    Thanked by 1M. Jackson Osborn
  • It started in Germany--Pius Parsch, or thereabouts
    That means no more than 98 years ago, or less. Seems to have caught on rather quickly.
  • The singing of vernacular hymns during Mass predates Parsch by a long time, going back at least to the mid-18th century (c.f. M. Haydn's Deutsches Hochamt). When I attended the FSSP Mass in Vienna, all of the singing at High Mass was in German, with the exception of the priest's chants and the responses.
  • Liam
    Posts: 2,992
    We should distinguish singing vernacular hymns or paraphrases of liturgical texts at low Mass on the one hand from the dialogue Mass and the singing of vernacular translations of the Ordinary. The former practice is older than the 20th century.
  • dad29
    Posts: 1,193
    Parsch by a long time, going back at least to the mid-18th century


    Stood Korrecshun!
  • The XVIIIth century - meaning the era of the Josephine reforms, if not earlier.
    There had been for a very long time considerable sentiment in Hapsburg and other German lands for German hymnody and liturgical paraphrase - if not for an outright German mass.
    This goes back even to reformation and pre-reformation times.
  • Protasius
    Posts: 449
    It goes back even farther. The oldest hymn still in use in Germany is the Easter hymn Christ ist erstanden, created at the beginning of the 13th century and sung alternating with the Easter sequence.
  • In fact, as you no doubt know, the melody of Christ ist estranden is based loosely on the Victimae... sequence.
    Thanked by 1CHGiffen
  • MatthewRoth
    Posts: 1,202
    @chonak, before 1958, when, yes, it changed, but that was ignored in places.
  • chonakchonak
    Posts: 6,762
    Thanks. If a priest observes the pre-'58 rules, it's not a big deal to me; I just wanted to make the point that the 1962 rubrics call for the communion antiphon when the priest receives. (e.g., 1961 LU, p. xvj.)
  • Adam WoodAdam Wood
    Posts: 6,270
    It goes back even farther. The oldest hymn still in use in Germany is the Easter hymn Christ ist erstanden, created at the beginning of the 13th century and sung alternating with the Easter sequence.


    Germans were singing vernacular hymns prior to the Reformation.
    Luther was German.

    Lemma: Vernacular hymns caused the Protestant heresy.

    Proved: We should not sing vernacular hymns today.

    QED.
  • Liam
    Posts: 2,992
    Proved: We should not sing today.

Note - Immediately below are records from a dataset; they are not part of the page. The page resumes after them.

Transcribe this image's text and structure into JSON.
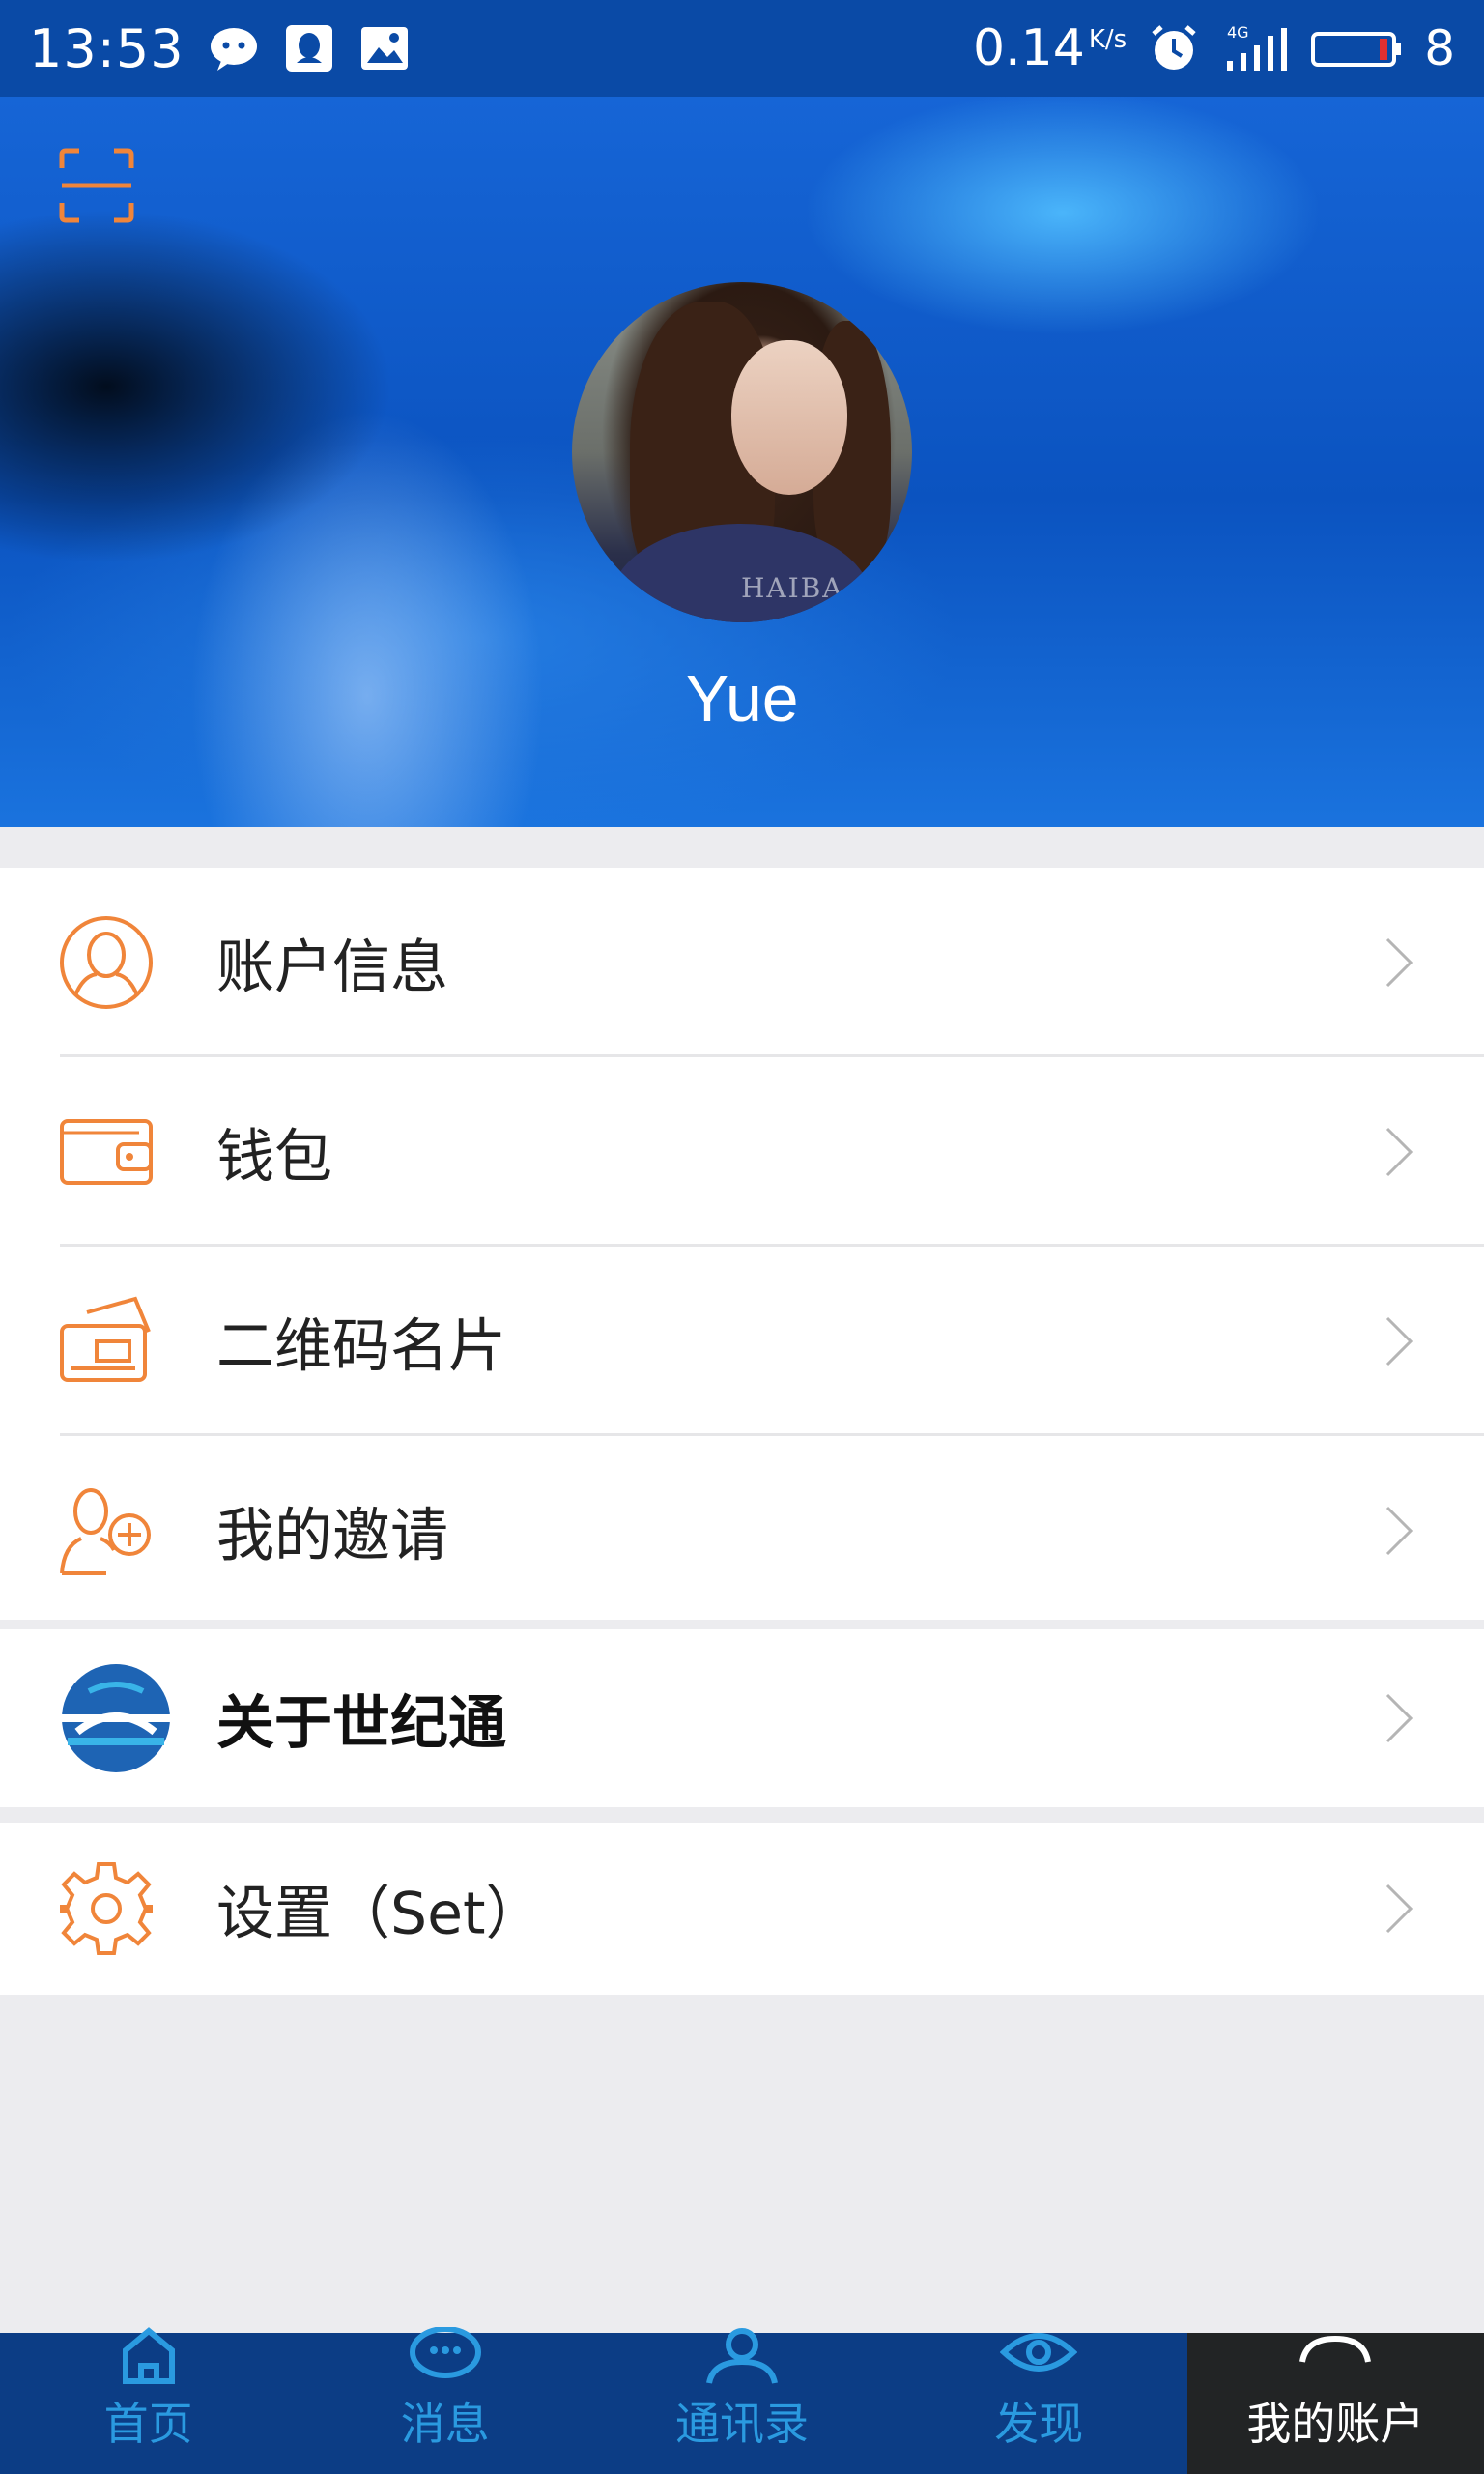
{
  "status_bar": {
    "time": "13:53",
    "network_speed": "0.14",
    "network_speed_unit": "K/s",
    "network_type": "4G",
    "battery_level": "8",
    "notification_icons": [
      "wechat-icon",
      "qq-icon",
      "gallery-icon"
    ],
    "system_icons": [
      "alarm-icon",
      "signal-icon",
      "battery-icon"
    ]
  },
  "header": {
    "scan_icon": "scan-icon",
    "avatar_watermark": "HAIBA",
    "username": "Yue"
  },
  "menu": {
    "items": [
      {
        "label": "账户信息",
        "icon": "account-info-icon"
      },
      {
        "label": "钱包",
        "icon": "wallet-icon"
      },
      {
        "label": "二维码名片",
        "icon": "qr-card-icon"
      },
      {
        "label": "我的邀请",
        "icon": "invite-user-icon"
      },
      {
        "label": "关于世纪通",
        "icon": "app-logo-icon"
      },
      {
        "label": "设置（Set）",
        "icon": "gear-icon"
      }
    ]
  },
  "bottom_nav": {
    "items": [
      {
        "label": "首页",
        "icon": "home-icon"
      },
      {
        "label": "消息",
        "icon": "message-icon"
      },
      {
        "label": "通讯录",
        "icon": "contacts-icon"
      },
      {
        "label": "发现",
        "icon": "discover-icon"
      },
      {
        "label": "我的账户",
        "icon": "account-icon"
      }
    ],
    "active_index": 4
  },
  "colors": {
    "accent_orange": "#f0853a",
    "header_blue": "#0b53c0",
    "status_bar_blue": "#0a4aa6",
    "nav_blue": "#0c3d85",
    "nav_label_blue": "#2a9ae0",
    "nav_active_bg": "#222425"
  }
}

    Fixed that further for you.
    Thanked by 1Richard Mix
  • bhcordovabhcordova
    Posts: 420
    Have you been to a Catholic Mass lately? Only the choir (if available) sings, because nobody really knows the melodies, and the choirs tend to sound mumbly
    Thanked by 1madorganist
  • Have you been to a Catholic Mass lately? Only the choir (if available) sings, because nobody really knows the melodies, and the choirs tend to sound mumbly
    If this were only not so true...